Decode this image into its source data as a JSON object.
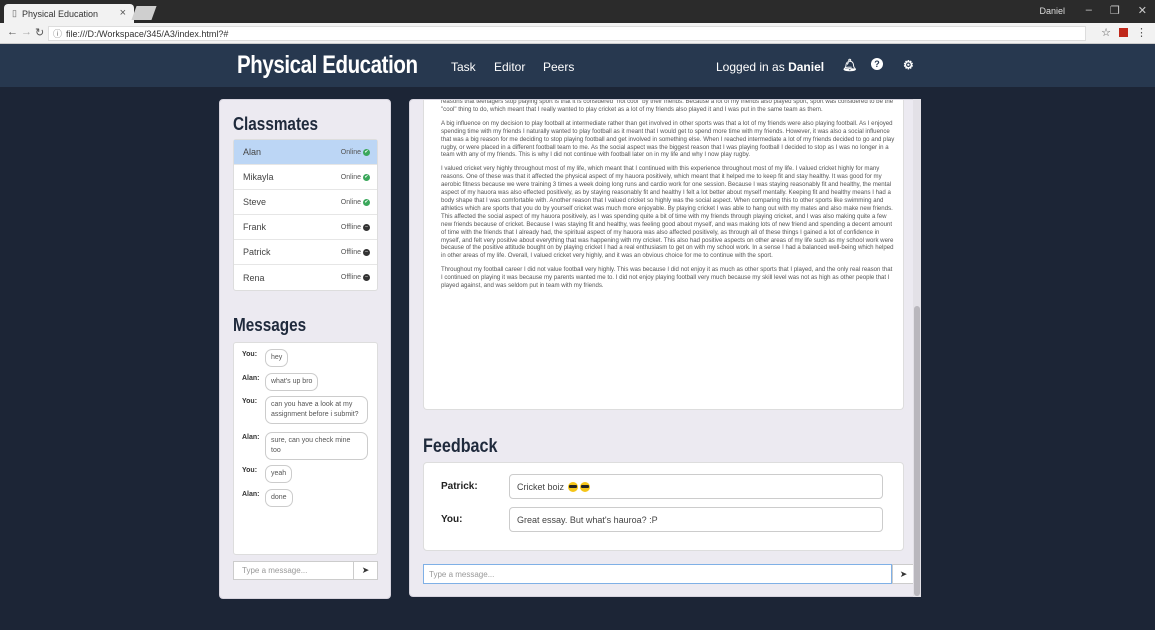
{
  "browser": {
    "tab_title": "Physical Education",
    "url": "file:///D:/Workspace/345/A3/index.html?#",
    "user": "Daniel"
  },
  "navbar": {
    "brand": "Physical Education",
    "links": [
      "Task",
      "Editor",
      "Peers"
    ],
    "logged_in_prefix": "Logged in as",
    "user_name": "Daniel"
  },
  "classmates": {
    "title": "Classmates",
    "items": [
      {
        "name": "Alan",
        "status": "Online"
      },
      {
        "name": "Mikayla",
        "status": "Online"
      },
      {
        "name": "Steve",
        "status": "Online"
      },
      {
        "name": "Frank",
        "status": "Offline"
      },
      {
        "name": "Patrick",
        "status": "Offline"
      },
      {
        "name": "Rena",
        "status": "Offline"
      }
    ]
  },
  "messages": {
    "title": "Messages",
    "items": [
      {
        "who": "You:",
        "text": "hey"
      },
      {
        "who": "Alan:",
        "text": "what's up bro"
      },
      {
        "who": "You:",
        "text": "can you have a look at my assignment before i submit?"
      },
      {
        "who": "Alan:",
        "text": "sure, can you check mine too"
      },
      {
        "who": "You:",
        "text": "yeah"
      },
      {
        "who": "Alan:",
        "text": "done"
      }
    ],
    "placeholder": "Type a message..."
  },
  "essay": {
    "paragraphs": [
      "reasons that teenagers stop playing sport is that it is considered \"not cool\" by their friends. Because a lot of my friends also played sport, sport was considered to be the \"cool\" thing to do, which meant that I really wanted to play cricket as a lot of my friends also played it and I was put in the same team as them.",
      "A big influence on my decision to play football at intermediate rather than get involved in other sports was that a lot of my friends were also playing football. As I enjoyed spending time with my friends I naturally wanted to play football as it meant that I would get to spend more time with my friends. However, it was also a social influence that was a big reason for me deciding to stop playing football and get involved in something else. When I reached intermediate a lot of my friends decided to go and play rugby, or were placed in a different football team to me. As the social aspect was the biggest reason that I was playing football I decided to stop as I was no longer in a team with any of my friends. This is why I did not continue with football later on in my life and why I now play rugby.",
      "I valued cricket very highly throughout most of my life, which meant that I continued with this experience throughout most of my life. I valued cricket highly for many reasons. One of these was that it affected the physical aspect of my hauora positively, which meant that it helped me to keep fit and stay healthy. It was good for my aerobic fitness because we were training 3 times a week doing long runs and cardio work for one session. Because I was staying reasonably fit and healthy, the mental aspect of my hauora was also effected positively, as by staying reasonably fit and healthy I felt a lot better about myself mentally. Keeping fit and healthy means I had a body shape that I was comfortable with. Another reason that I valued cricket so highly was the social aspect. When comparing this to other sports like swimming and athletics which are sports that you do by yourself cricket was much more enjoyable. By playing cricket I was able to hang out with my mates and also make new friends. This affected the social aspect of my hauora positively, as I was spending quite a bit of time with my friends through playing cricket, and I was also making quite a few new friends because of cricket. Because I was staying fit and healthy, was feeling good about myself, and was making lots of new friend and spending a decent amount of time with the friends that I already had, the spiritual aspect of my hauora was also affected positively, as through all of these things I gained a lot of confidence in myself, and felt very positive about everything that was happening with my cricket. This also had positive aspects on other areas of my life such as my school work were because of the positive attitude bought on by playing cricket I had a real enthusiasm to get on with my school work. In a sense I had a balanced well-being which helped in other areas of my life. Overall, I valued cricket very highly, and it was an obvious choice for me to continue with the sport.",
      "Throughout my football career I did not value football very highly. This was because I did not enjoy it as much as other sports that I played, and the only real reason that I continued on playing it was because my parents wanted me to. I did not enjoy playing football very much because my skill level was not as high as other people that I played against, and was seldom put in team with my friends."
    ]
  },
  "feedback": {
    "title": "Feedback",
    "items": [
      {
        "who": "Patrick:",
        "text": "Cricket boiz",
        "emoji_count": 2
      },
      {
        "who": "You:",
        "text": "Great essay. But what's hauroa? :P"
      }
    ],
    "placeholder": "Type a message..."
  },
  "icons": {
    "bell": "bell-icon",
    "help": "help-icon",
    "settings": "gear-icon",
    "send": "send-icon"
  }
}
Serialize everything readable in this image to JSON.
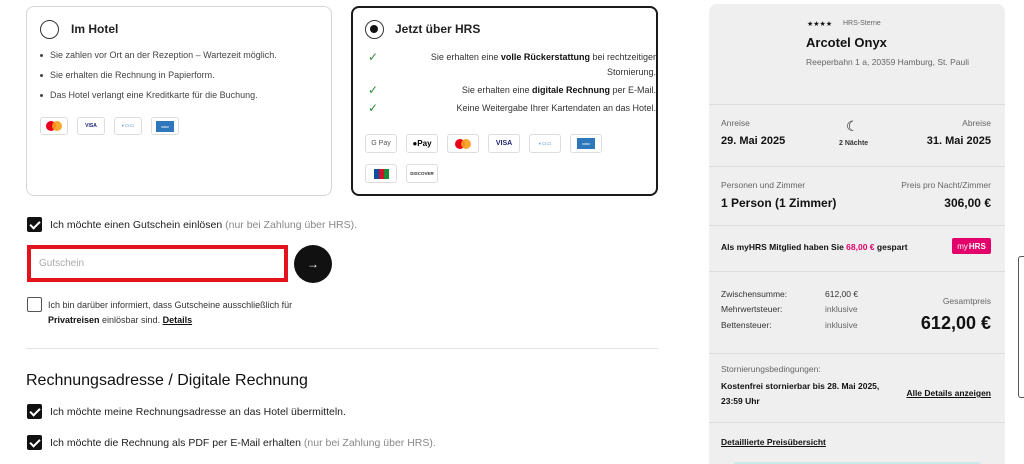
{
  "payment": {
    "hotel": {
      "title": "Im Hotel",
      "bullets": [
        "Sie zahlen vor Ort an der Rezeption – Wartezeit möglich.",
        "Sie erhalten die Rechnung in Papierform.",
        "Das Hotel verlangt eine Kreditkarte für die Buchung."
      ],
      "methods": [
        "mastercard-icon",
        "visa-icon",
        "bank-icon",
        "amex-icon"
      ],
      "visa_text": "VISA"
    },
    "hrs": {
      "title": "Jetzt über HRS",
      "check1_pre": "Sie erhalten eine ",
      "check1_bold": "volle Rückerstattung",
      "check1_post": " bei rechtzeitiger Stornierung.",
      "check2_pre": "Sie erhalten eine ",
      "check2_bold": "digitale Rechnung",
      "check2_post": " per E-Mail.",
      "check3": "Keine Weitergabe Ihrer Kartendaten an das Hotel.",
      "gpay": "G Pay",
      "apay": "Pay",
      "visa": "VISA",
      "jcb": "JCB",
      "discover": "DISCOVER"
    }
  },
  "voucher": {
    "checkbox_label": "Ich möchte einen Gutschein einlösen",
    "checkbox_note": "(nur bei Zahlung über HRS).",
    "placeholder": "Gutschein",
    "submit_arrow": "→",
    "private_pre": "Ich bin darüber informiert, dass Gutscheine ausschließlich für",
    "private_bold": "Privatreisen",
    "private_post": " einlösbar sind. ",
    "details_link": "Details"
  },
  "billing": {
    "title": "Rechnungsadresse / Digitale Rechnung",
    "option1": "Ich möchte meine Rechnungsadresse an das Hotel übermitteln.",
    "option2_label": "Ich möchte die Rechnung als PDF per E-Mail erhalten",
    "option2_note": "(nur bei Zahlung über HRS)."
  },
  "summary": {
    "stars": "★★★★",
    "stars_label": "HRS-Sterne",
    "hotel_name": "Arcotel Onyx",
    "address": "Reeperbahn 1 a, 20359 Hamburg, St. Pauli",
    "arrival_label": "Anreise",
    "arrival_date": "29. Mai 2025",
    "departure_label": "Abreise",
    "departure_date": "31. Mai 2025",
    "moon_icon": "☾",
    "nights": "2 Nächte",
    "guests_label": "Personen und Zimmer",
    "guests_value": "1 Person (1 Zimmer)",
    "price_label": "Preis pro Nacht/Zimmer",
    "price_value": "306,00 €",
    "myhrs_pre": "Als myHRS Mitglied haben Sie ",
    "myhrs_amount": "68,00 €",
    "myhrs_post": " gespart",
    "badge_my": "my",
    "badge_hrs": "HRS",
    "subtotal_label": "Zwischensumme:",
    "subtotal_value": "612,00 €",
    "vat_label": "Mehrwertsteuer:",
    "vat_value": "inklusive",
    "bedtax_label": "Bettensteuer:",
    "bedtax_value": "inklusive",
    "total_label": "Gesamtpreis",
    "total_value": "612,00 €",
    "cancel_label": "Stornierungsbedingungen:",
    "cancel_text": "Kostenfrei stornierbar bis 28. Mai 2025, 23:59 Uhr",
    "cancel_link": "Alle Details anzeigen",
    "price_overview_link": "Detaillierte Preisübersicht"
  },
  "colors": {
    "accent_red": "#e3131d",
    "myhrs_pink": "#e3006a",
    "check_green": "#2e8b3a"
  }
}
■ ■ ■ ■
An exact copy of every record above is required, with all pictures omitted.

> [Result for this exercise]
Decode this image into its source data as a JSON object.
{
  "browser": {
    "tab_title": "Physical Education",
    "url": "file:///D:/Workspace/345/A3/index.html?#",
    "user": "Daniel"
  },
  "navbar": {
    "brand": "Physical Education",
    "links": [
      "Task",
      "Editor",
      "Peers"
    ],
    "logged_in_prefix": "Logged in as",
    "user_name": "Daniel"
  },
  "classmates": {
    "title": "Classmates",
    "items": [
      {
        "name": "Alan",
        "status": "Online"
      },
      {
        "name": "Mikayla",
        "status": "Online"
      },
      {
        "name": "Steve",
        "status": "Online"
      },
      {
        "name": "Frank",
        "status": "Offline"
      },
      {
        "name": "Patrick",
        "status": "Offline"
      },
      {
        "name": "Rena",
        "status": "Offline"
      }
    ]
  },
  "messages": {
    "title": "Messages",
    "items": [
      {
        "who": "You:",
        "text": "hey"
      },
      {
        "who": "Alan:",
        "text": "what's up bro"
      },
      {
        "who": "You:",
        "text": "can you have a look at my assignment before i submit?"
      },
      {
        "who": "Alan:",
        "text": "sure, can you check mine too"
      },
      {
        "who": "You:",
        "text": "yeah"
      },
      {
        "who": "Alan:",
        "text": "done"
      }
    ],
    "placeholder": "Type a message..."
  },
  "essay": {
    "paragraphs": [
      "reasons that teenagers stop playing sport is that it is considered \"not cool\" by their friends. Because a lot of my friends also played sport, sport was considered to be the \"cool\" thing to do, which meant that I really wanted to play cricket as a lot of my friends also played it and I was put in the same team as them.",
      "A big influence on my decision to play football at intermediate rather than get involved in other sports was that a lot of my friends were also playing football. As I enjoyed spending time with my friends I naturally wanted to play football as it meant that I would get to spend more time with my friends. However, it was also a social influence that was a big reason for me deciding to stop playing football and get involved in something else. When I reached intermediate a lot of my friends decided to go and play rugby, or were placed in a different football team to me. As the social aspect was the biggest reason that I was playing football I decided to stop as I was no longer in a team with any of my friends. This is why I did not continue with football later on in my life and why I now play rugby.",
      "I valued cricket very highly throughout most of my life, which meant that I continued with this experience throughout most of my life. I valued cricket highly for many reasons. One of these was that it affected the physical aspect of my hauora positively, which meant that it helped me to keep fit and stay healthy. It was good for my aerobic fitness because we were training 3 times a week doing long runs and cardio work for one session. Because I was staying reasonably fit and healthy, the mental aspect of my hauora was also effected positively, as by staying reasonably fit and healthy I felt a lot better about myself mentally. Keeping fit and healthy means I had a body shape that I was comfortable with. Another reason that I valued cricket so highly was the social aspect. When comparing this to other sports like swimming and athletics which are sports that you do by yourself cricket was much more enjoyable. By playing cricket I was able to hang out with my mates and also make new friends. This affected the social aspect of my hauora positively, as I was spending quite a bit of time with my friends through playing cricket, and I was also making quite a few new friends because of cricket. Because I was staying fit and healthy, was feeling good about myself, and was making lots of new friend and spending a decent amount of time with the friends that I already had, the spiritual aspect of my hauora was also affected positively, as through all of these things I gained a lot of confidence in myself, and felt very positive about everything that was happening with my cricket. This also had positive aspects on other areas of my life such as my school work were because of the positive attitude bought on by playing cricket I had a real enthusiasm to get on with my school work. In a sense I had a balanced well-being which helped in other areas of my life. Overall, I valued cricket very highly, and it was an obvious choice for me to continue with the sport.",
      "Throughout my football career I did not value football very highly. This was because I did not enjoy it as much as other sports that I played, and the only real reason that I continued on playing it was because my parents wanted me to. I did not enjoy playing football very much because my skill level was not as high as other people that I played against, and was seldom put in team with my friends."
    ]
  },
  "feedback": {
    "title": "Feedback",
    "items": [
      {
        "who": "Patrick:",
        "text": "Cricket boiz",
        "emoji_count": 2
      },
      {
        "who": "You:",
        "text": "Great essay. But what's hauroa? :P"
      }
    ],
    "placeholder": "Type a message..."
  },
  "icons": {
    "bell": "bell-icon",
    "help": "help-icon",
    "settings": "gear-icon",
    "send": "send-icon"
  }
}
Serialize everything readable in this image to JSON.
{
  "payment": {
    "hotel": {
      "title": "Im Hotel",
      "bullets": [
        "Sie zahlen vor Ort an der Rezeption – Wartezeit möglich.",
        "Sie erhalten die Rechnung in Papierform.",
        "Das Hotel verlangt eine Kreditkarte für die Buchung."
      ],
      "methods": [
        "mastercard-icon",
        "visa-icon",
        "bank-icon",
        "amex-icon"
      ],
      "visa_text": "VISA"
    },
    "hrs": {
      "title": "Jetzt über HRS",
      "check1_pre": "Sie erhalten eine ",
      "check1_bold": "volle Rückerstattung",
      "check1_post": " bei rechtzeitiger Stornierung.",
      "check2_pre": "Sie erhalten eine ",
      "check2_bold": "digitale Rechnung",
      "check2_post": " per E-Mail.",
      "check3": "Keine Weitergabe Ihrer Kartendaten an das Hotel.",
      "gpay": "G Pay",
      "apay": "Pay",
      "visa": "VISA",
      "jcb": "JCB",
      "discover": "DISCOVER"
    }
  },
  "voucher": {
    "checkbox_label": "Ich möchte einen Gutschein einlösen",
    "checkbox_note": "(nur bei Zahlung über HRS).",
    "placeholder": "Gutschein",
    "submit_arrow": "→",
    "private_pre": "Ich bin darüber informiert, dass Gutscheine ausschließlich für",
    "private_bold": "Privatreisen",
    "private_post": " einlösbar sind. ",
    "details_link": "Details"
  },
  "billing": {
    "title": "Rechnungsadresse / Digitale Rechnung",
    "option1": "Ich möchte meine Rechnungsadresse an das Hotel übermitteln.",
    "option2_label": "Ich möchte die Rechnung als PDF per E-Mail erhalten",
    "option2_note": "(nur bei Zahlung über HRS)."
  },
  "summary": {
    "stars": "★★★★",
    "stars_label": "HRS-Sterne",
    "hotel_name": "Arcotel Onyx",
    "address": "Reeperbahn 1 a, 20359 Hamburg, St. Pauli",
    "arrival_label": "Anreise",
    "arrival_date": "29. Mai 2025",
    "departure_label": "Abreise",
    "departure_date": "31. Mai 2025",
    "moon_icon": "☾",
    "nights": "2 Nächte",
    "guests_label": "Personen und Zimmer",
    "guests_value": "1 Person (1 Zimmer)",
    "price_label": "Preis pro Nacht/Zimmer",
    "price_value": "306,00 €",
    "myhrs_pre": "Als myHRS Mitglied haben Sie ",
    "myhrs_amount": "68,00 €",
    "myhrs_post": " gespart",
    "badge_my": "my",
    "badge_hrs": "HRS",
    "subtotal_label": "Zwischensumme:",
    "subtotal_value": "612,00 €",
    "vat_label": "Mehrwertsteuer:",
    "vat_value": "inklusive",
    "bedtax_label": "Bettensteuer:",
    "bedtax_value": "inklusive",
    "total_label": "Gesamtpreis",
    "total_value": "612,00 €",
    "cancel_label": "Stornierungsbedingungen:",
    "cancel_text": "Kostenfrei stornierbar bis 28. Mai 2025, 23:59 Uhr",
    "cancel_link": "Alle Details anzeigen",
    "price_overview_link": "Detaillierte Preisübersicht"
  },
  "colors": {
    "accent_red": "#e3131d",
    "myhrs_pink": "#e3006a",
    "check_green": "#2e8b3a"
  }
}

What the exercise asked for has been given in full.